When I throw a Twitter party for a client, I like to attach a charity to the event. It brings more meaning to each tweet. It also makes the client feel more engaged.
They want the party to go well for their business, but also so they can brag about how their event raised money for their favorite charity at the same time.
Mastering the Art of Core Values Marketing
One of the best companies to work for understands the value of marketing from their core values.
They use their core values to help guide their company in everything that they do, not just marketing. Last year I took a Zappos tour. They started the tour by talking about their core values, and as we walked through their offices, their core values were posted everywhere.
Why did Zappos create their core values? They said:
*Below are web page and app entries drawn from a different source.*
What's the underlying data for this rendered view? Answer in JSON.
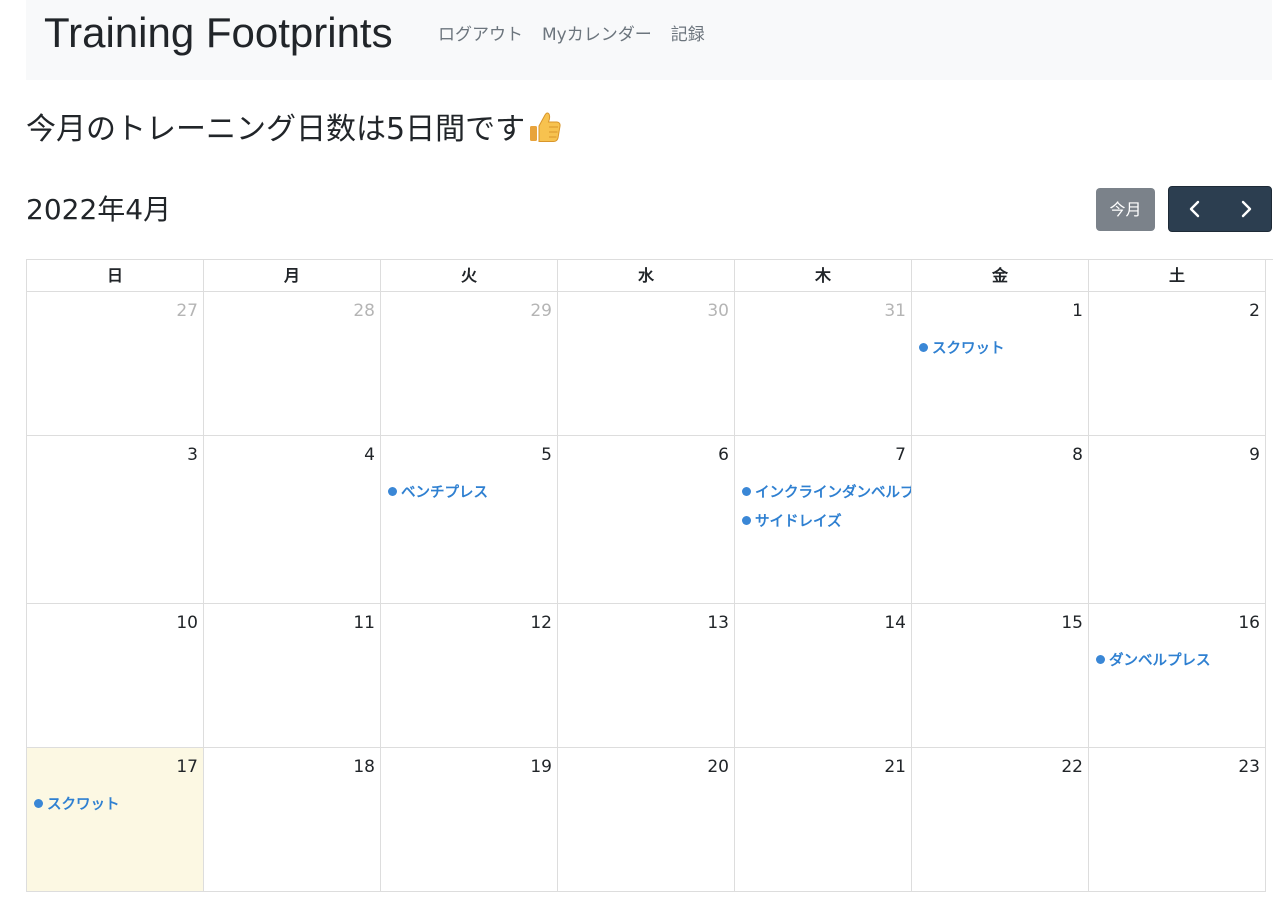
{
  "navbar": {
    "brand": "Training Footprints",
    "links": [
      "ログアウト",
      "Myカレンダー",
      "記録"
    ]
  },
  "summary": {
    "text": "今月のトレーニング日数は5日間です",
    "icon": "thumbs-up-icon"
  },
  "calendar": {
    "month_title": "2022年4月",
    "today_label": "今月",
    "prev_icon": "chevron-left-icon",
    "next_icon": "chevron-right-icon",
    "weekdays": [
      "日",
      "月",
      "火",
      "水",
      "木",
      "金",
      "土"
    ],
    "weeks": [
      [
        {
          "day": "27",
          "other": true,
          "events": []
        },
        {
          "day": "28",
          "other": true,
          "events": []
        },
        {
          "day": "29",
          "other": true,
          "events": []
        },
        {
          "day": "30",
          "other": true,
          "events": []
        },
        {
          "day": "31",
          "other": true,
          "events": []
        },
        {
          "day": "1",
          "events": [
            "スクワット"
          ]
        },
        {
          "day": "2",
          "events": []
        }
      ],
      [
        {
          "day": "3",
          "events": []
        },
        {
          "day": "4",
          "events": []
        },
        {
          "day": "5",
          "events": [
            "ベンチプレス"
          ]
        },
        {
          "day": "6",
          "events": []
        },
        {
          "day": "7",
          "events": [
            "インクラインダンベルプ",
            "サイドレイズ"
          ]
        },
        {
          "day": "8",
          "events": []
        },
        {
          "day": "9",
          "events": []
        }
      ],
      [
        {
          "day": "10",
          "events": []
        },
        {
          "day": "11",
          "events": []
        },
        {
          "day": "12",
          "events": []
        },
        {
          "day": "13",
          "events": []
        },
        {
          "day": "14",
          "events": []
        },
        {
          "day": "15",
          "events": []
        },
        {
          "day": "16",
          "events": [
            "ダンベルプレス"
          ]
        }
      ],
      [
        {
          "day": "17",
          "today": true,
          "events": [
            "スクワット"
          ]
        },
        {
          "day": "18",
          "events": []
        },
        {
          "day": "19",
          "events": []
        },
        {
          "day": "20",
          "events": []
        },
        {
          "day": "21",
          "events": []
        },
        {
          "day": "22",
          "events": []
        },
        {
          "day": "23",
          "events": []
        }
      ]
    ]
  },
  "colors": {
    "event_text": "#2f80d1",
    "event_dot": "#3a87d6",
    "today_bg": "#fcf8e3",
    "nav_button_bg": "#2c3e50",
    "today_button_bg": "#7b828a",
    "navbar_bg": "#f8f9fa"
  }
}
“We created these ten core values to more clearly define what exactly the Zappos Family culture is. They are reflected in everything we do and every interaction we have. Our core values are always the framework from which we make all of our decisions.”
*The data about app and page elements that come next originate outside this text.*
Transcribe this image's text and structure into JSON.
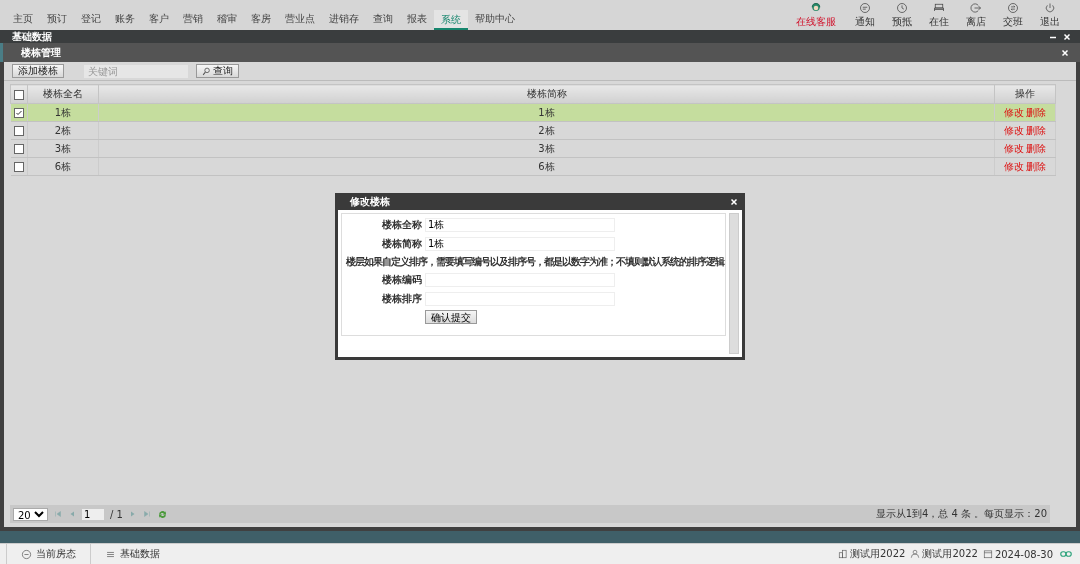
{
  "nav": {
    "items": [
      {
        "label": "主页",
        "selected": false
      },
      {
        "label": "预订",
        "selected": false
      },
      {
        "label": "登记",
        "selected": false
      },
      {
        "label": "账务",
        "selected": false
      },
      {
        "label": "客户",
        "selected": false
      },
      {
        "label": "营销",
        "selected": false
      },
      {
        "label": "稽审",
        "selected": false
      },
      {
        "label": "客房",
        "selected": false
      },
      {
        "label": "营业点",
        "selected": false
      },
      {
        "label": "进销存",
        "selected": false
      },
      {
        "label": "查询",
        "selected": false
      },
      {
        "label": "报表",
        "selected": false
      },
      {
        "label": "系统",
        "selected": true
      },
      {
        "label": "帮助中心",
        "selected": false
      }
    ],
    "tools": [
      {
        "label": "在线客服",
        "kind": "service"
      },
      {
        "label": "通知",
        "kind": "notice"
      },
      {
        "label": "预抵",
        "kind": "clock"
      },
      {
        "label": "在住",
        "kind": "bed"
      },
      {
        "label": "离店",
        "kind": "exit"
      },
      {
        "label": "交班",
        "kind": "shift"
      },
      {
        "label": "退出",
        "kind": "power"
      }
    ]
  },
  "panel": {
    "title": "基础数据",
    "subtitle": "楼栋管理"
  },
  "toolbar": {
    "add_button": "添加楼栋",
    "search": {
      "placeholder": "关键词"
    },
    "query_button": "查询"
  },
  "table": {
    "all_checked": false,
    "columns": [
      "楼栋全名",
      "楼栋简称",
      "操作"
    ],
    "rows": [
      {
        "full": "1栋",
        "short": "1栋",
        "selected": true,
        "checked": true,
        "actions": [
          "修改",
          "删除"
        ]
      },
      {
        "full": "2栋",
        "short": "2栋",
        "selected": false,
        "checked": false,
        "actions": [
          "修改",
          "删除"
        ]
      },
      {
        "full": "3栋",
        "short": "3栋",
        "selected": false,
        "checked": false,
        "actions": [
          "修改",
          "删除"
        ]
      },
      {
        "full": "6栋",
        "short": "6栋",
        "selected": false,
        "checked": false,
        "actions": [
          "修改",
          "删除"
        ]
      }
    ]
  },
  "pager": {
    "page_size": "20",
    "page": "1",
    "total_pages": "/ 1",
    "summary": "显示从1到4，总 4 条 。每页显示：20"
  },
  "dialog": {
    "title": "修改楼栋",
    "fields": [
      {
        "label": "楼栋全称",
        "value": "1栋"
      },
      {
        "label": "楼栋简称",
        "value": "1栋"
      },
      {
        "label": "楼栋编码"
      },
      {
        "label": "楼栋排序"
      }
    ],
    "note": "楼层如果自定义排序，需要填写编号以及排序号，都是以数字为准；不填则默认系统的排序逻辑",
    "submit": "确认提交"
  },
  "taskbar": {
    "tabs": [
      "当前房态",
      "基础数据"
    ],
    "hotel": "测试用2022",
    "user": "测试用2022",
    "date": "2024-08-30"
  }
}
Their first core value is:
1. Deliver Wow through Service
Try calling Zappos to find out more about a product and most likely you’ll find a passionate and happy person to talk with. Great service begets great marketing.
Your Core Values
By marketing from your core values, you’ll find the connections you create will last longer because they aren’t based on just money, they are also based on shared values. It’s this extra layer of connection that will help people remember to buy from you instead of someone else.
When people hear about your core values, they will know you stand for something, and they will want to support positive values. They will want to tell their friends about these values that you actually live and work by.
This is where you will see your word-of-mouth marketing grow. Your employees will also understand their role in the company and how to relate and treat customers, and managers will be able to focus on training employees around your core values. This is an added perk that comes with using your core values in your marketing.
Helping employees connect to a larger vision also helps them sell customers on what you deliver as a team. It’s a lot easier to work for a company that shares what they believe and backs it up 100%.
That’s the beauty of Core Value Marketing. It becomes a marketing domino effect for your whole business. It’s really a beautiful effect to watch.
I’ve seen companies create core values that they think their customers want them to have. This is a mistake.
The only way you’ll attract people who are a good fit for your business is if you stay true to what your company is.
There is nothing wrong with a lot of revenue. Money is not a core value, but why you are driven to earn this money is. The value that you could highlight could be as simple as constant improvement. You and your employees like the challenge of solving problems. It’s just fun.
This is a great value. Who wouldn’t want to hire a company that believes in constant improvement?
Core Value Benefits
I’ve talked with countless clients about the importance of showing benefits instead of telling about features. By focusing on benefits instead of features, you are painting a picture in their head. My friend Daniel over at Daily Blog Tips wrote a great post that explains the difference between features vs benefits.
When you show people that you work from your core values, they see the benefits of working with you. You make that picture in their head just a little more beautiful. It’s this positive emotional hook that reminds them to choose you next time they need help in your area of expertise.
Your core values are the foundation of your success. The more you can use them in your marketing, the easier it will be for potential and current customers to connect and engage with your company.
Do you have your company’s core values written down? How could your company use them to improve your marketing?
* Do you need help outlining your core values to leverage them in your marketing? I would like to help you create a plan that will work for you. Just fill out my contact form and I’ll get in touch with you within 24 hours.